Dr Christopher Rollston writes:
Archaeological sites in the Middle East have been ransacked, pillaged, and plundered for many decades. The motivations of the actual pillaging are normally economic: the pursuit of marketable artifacts. That is, the pillagers wish to find objects that can be sold to collectors. Of course, the motivations of the collectors who purchase these pillaged antiquities range from the desire to possess a piece of ancient history to having putative proof for a cherished belief. Among the artifacts most prized by collectors are ancient inscriptions.
Think briefly about scientific archaeological excavations. Complete pots and potsherds are carefully collected, catalogued, documented, and analyzed, while broken pots are often restored. Organic materials are meticulously bagged and tagged and sent to be carbon dated. Animal bones and seeds are studied to learn about animal husbandry, agriculture, and ancient diets. Grinding stones, needles, and pins are photographed and studied carefully to shed light on aspects of daily life. Metal objects are sent to laboratories for scientific analyses. Stone tools such as arrowheads are sent to specialists for analysis. And inscriptions are sent to epigraphers to be read and analyzed.
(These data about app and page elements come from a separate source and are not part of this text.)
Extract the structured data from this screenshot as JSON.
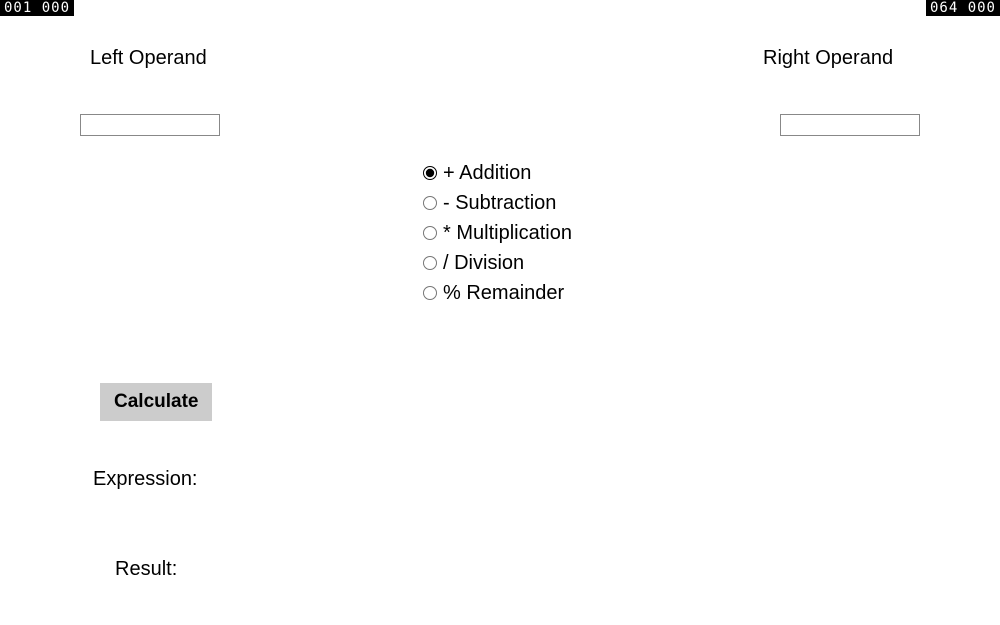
{
  "counters": {
    "left": "001  000",
    "right": "064  000"
  },
  "labels": {
    "left_operand": "Left Operand",
    "right_operand": "Right Operand",
    "expression": "Expression:",
    "result": "Result:"
  },
  "inputs": {
    "left_value": "",
    "right_value": ""
  },
  "operations": [
    {
      "label": "+ Addition",
      "checked": true
    },
    {
      "label": "- Subtraction",
      "checked": false
    },
    {
      "label": "* Multiplication",
      "checked": false
    },
    {
      "label": "/ Division",
      "checked": false
    },
    {
      "label": "% Remainder",
      "checked": false
    }
  ],
  "buttons": {
    "calculate": "Calculate"
  }
}
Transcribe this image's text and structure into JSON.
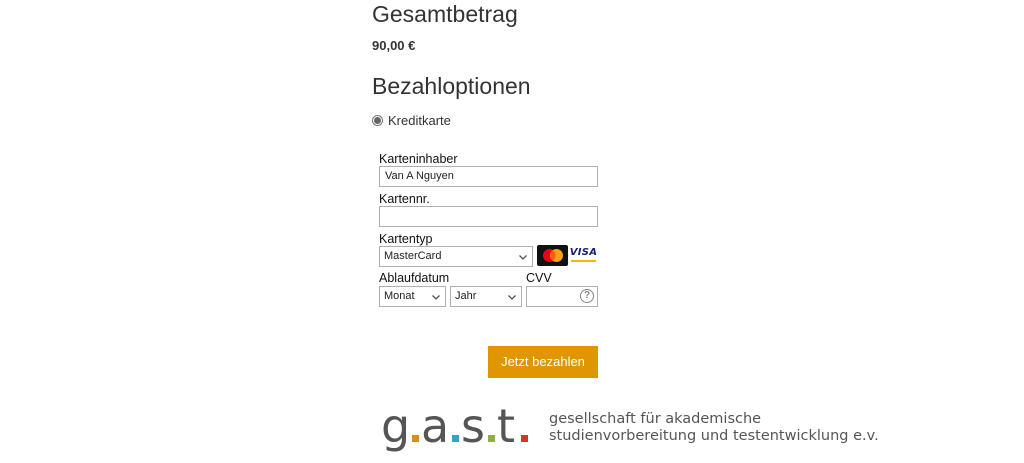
{
  "summary": {
    "total_heading": "Gesamtbetrag",
    "total_amount": "90,00 €"
  },
  "payment": {
    "heading": "Bezahloptionen",
    "method_label": "Kreditkarte",
    "method_selected": true
  },
  "form": {
    "holder_label": "Karteninhaber",
    "holder_value": "Van A Nguyen",
    "number_label": "Kartennr.",
    "number_value": "",
    "type_label": "Kartentyp",
    "type_value": "MasterCard",
    "expiry_label": "Ablaufdatum",
    "month_value": "Monat",
    "year_value": "Jahr",
    "cvv_label": "CVV",
    "cvv_value": "",
    "card_logos": [
      "mastercard-logo",
      "visa-logo"
    ],
    "visa_text": "VISA",
    "help_symbol": "?"
  },
  "actions": {
    "pay_label": "Jetzt bezahlen",
    "pay_color": "#e09600"
  },
  "footer": {
    "logo_text": "g.a.s.t.",
    "logo_dot_colors": [
      "#e08a1e",
      "#3aa0c8",
      "#8bb23a",
      "#d2382a"
    ],
    "tagline_line1": "gesellschaft für akademische",
    "tagline_line2": "studienvorbereitung und testentwicklung e.v."
  }
}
The result is that knowledge is gained about ancient languages and dialects, and about ancient social structures, and religious practices and ideas. The final result is that scientific excavations yield an enormous amount of information about the ebb and flow of ancient lives.
In contrast, those pillaging sites for marketable objects do not have the resources, time, desire, or the training to do any of these things. This is despite the fact many looters have experience working on excavations, sometimes as skilled laborers. Rather, looters rifle through sites and collect nothing except the most marketable of objects. The rest are disturbed, broken, and ignored. After all, the primary goal of the pillager is finding something that will sell, something that will satisfy the appetite of the black market in pillaged antiquities. What then about inscriptions found by looters?
Read on at the ASOR Blog.